I’m not a politician so whenever a work related incident is politicised, it gets me on edge.

I prefer to deal with the facts as presented. As a HRM, when you get mixed up in the office and work politics, you loose sight of the reality of what’s happening, your attention is diverted. Experience has taught me that things are never what they seem.

I’m writing this article following the recent incident where a patient at Kenyatta National Hospital, Nairobi had a brain surgery performed on him even though he was the wrong patient. The CEO was sent on compulsory leave and then the Registrars at KNH & Moi Teaching and Referral Hospital downed their tools following the suspension of doctor who performed the surgery. They cited victimization, they were standing in solidarity with their colleague. Then there were those claiming that the CEO had nothing to do with the incident and someone was out to get her.

I’m a strong believer that the buck always stops with the boss. If anything goes wrong, or right, it is the boss who is answerable, whether they were there or not. The rest of the details of how he or she wants to handle the matter within the confines of the company walls, those are details.

The Holy Bible says that to those that much is given, much is expected. When you are in a position of authority, you are not just responsible when things go right. Even when things go wrong, you still remain at the helm of it, and trust me, things will go very wrong sometimes, like this incident. Any manager who removes him/herself from a situation and blames it on their junior staff is irresponsible and should not hold that position.

Many a times when such negative incidents happen, you as the boss may find yourself between a rock and a hard place. You may loose your job as a result, but such is life. It is just like inheriting property from your parents; you inherit both the assets and the liabilities.
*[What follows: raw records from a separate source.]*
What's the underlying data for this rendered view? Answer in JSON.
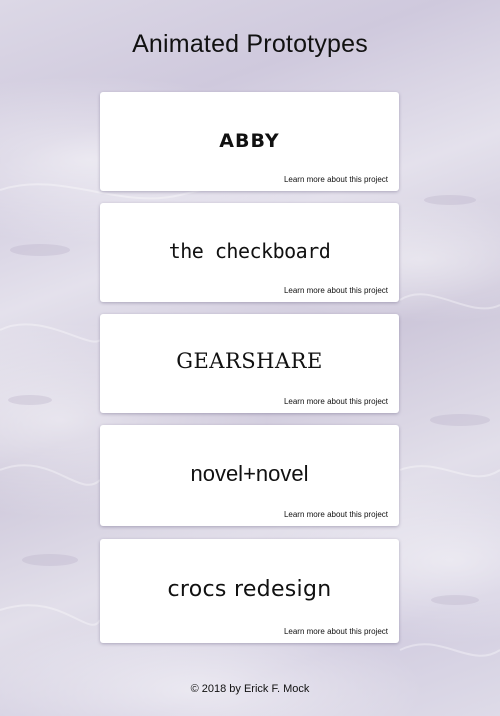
{
  "page": {
    "title": "Animated Prototypes",
    "footer": "© 2018 by Erick F. Mock"
  },
  "projects": [
    {
      "name": "ABBY",
      "link_label": "Learn more about this project"
    },
    {
      "name": "the checkboard",
      "link_label": "Learn more about this project"
    },
    {
      "name": "GEARSHARE",
      "link_label": "Learn more about this project"
    },
    {
      "name": "novel+novel",
      "link_label": "Learn more about this project"
    },
    {
      "name": "crocs redesign",
      "link_label": "Learn more about this project"
    }
  ],
  "colors": {
    "background_tint": "#d6d1e1",
    "card": "#ffffff",
    "text": "#111111"
  }
}
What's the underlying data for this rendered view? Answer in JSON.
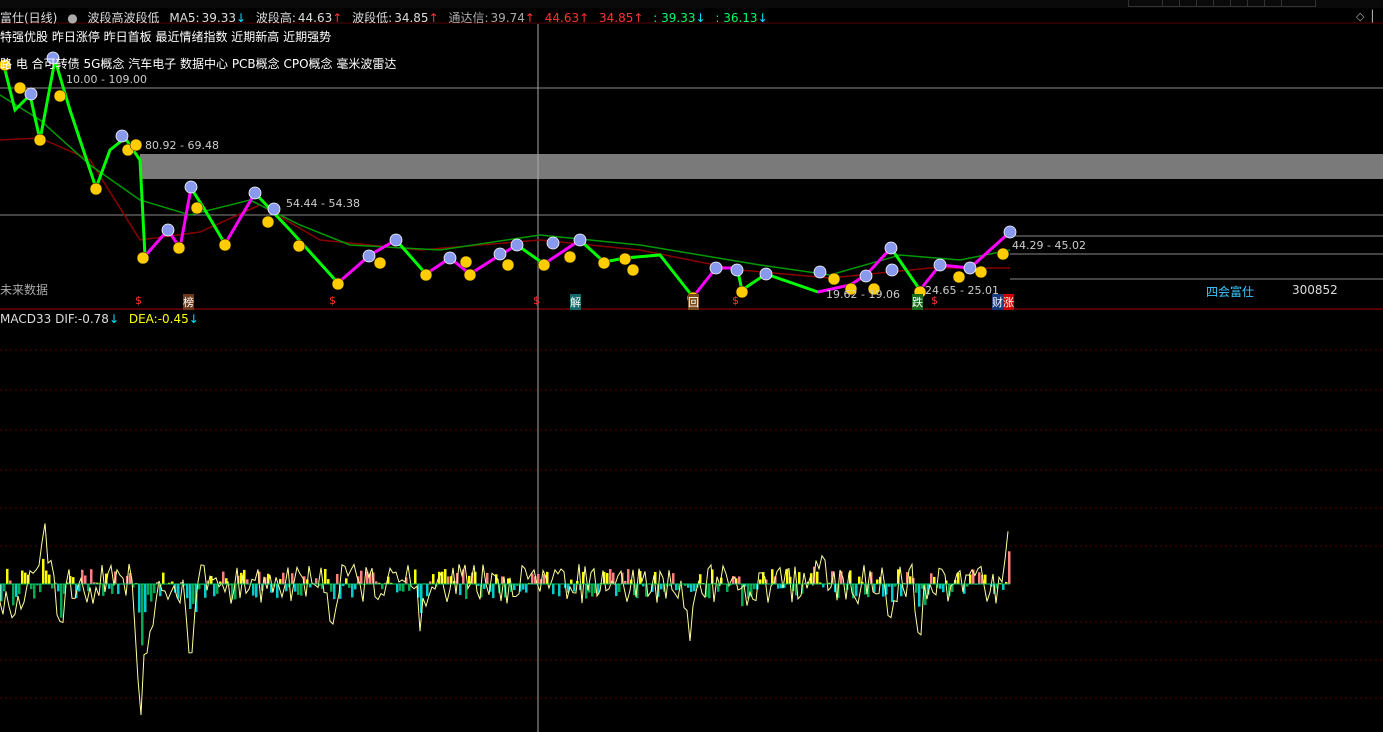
{
  "header": {
    "title": "富仕(日线)",
    "indicator_name": "波段高波段低",
    "ma5_label": "MA5:",
    "ma5_value": "39.33",
    "wave_high_label": "波段高:",
    "wave_high_value": "44.63",
    "wave_low_label": "波段低:",
    "wave_low_value": "34.85",
    "channel_label": "通达信:",
    "channel_value": "39.74",
    "v1": "44.63",
    "v2": "34.85",
    "v3": ": 39.33",
    "v4": ": 36.13"
  },
  "tags": {
    "line1": "特强优股  昨日涨停  昨日首板  最近情绪指数  近期新高  近期强势",
    "line2": "路  电  合可转债  5G概念  汽车电子  数据中心  PCB概念  CPO概念  毫米波雷达"
  },
  "levels": {
    "l1": "10.00 - 109.00",
    "l2": "80.92 - 69.48",
    "l3": "54.44 - 54.38",
    "l4": "44.29 - 45.02",
    "l5": "19.62 - 19.06",
    "l6": "24.65 - 25.01"
  },
  "markers": {
    "s": "$",
    "bang": "榜",
    "jie": "解",
    "hui": "回",
    "die": "跌",
    "zhang": "涨",
    "cai": "财"
  },
  "future_label": "未来数据",
  "stock": {
    "name": "四会富仕",
    "code": "300852"
  },
  "macd": {
    "name": "MACD33",
    "dif_label": "DIF:",
    "dif_value": "-0.78",
    "dea_label": "DEA:",
    "dea_value": "-0.45"
  },
  "colors": {
    "up": "#ff3333",
    "down": "#00e5ff",
    "wave_green": "#00ff00",
    "wave_magenta": "#ff00ff",
    "ma_green": "#009900",
    "ma_red": "#cc0000",
    "macd_yellow": "#ffff00",
    "macd_pink": "#ff8080",
    "macd_cyan": "#00cccc"
  }
}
Therefore, to those crying foul over the KNH CEO compulsory leave situation, I’d like to say this, being the CEO of the largest referral hospital in Eastern & Central Africa is not a walk in the park. There could have been politics involved, there could even have been malice & sabotage,however, to those that much is given, much is expected.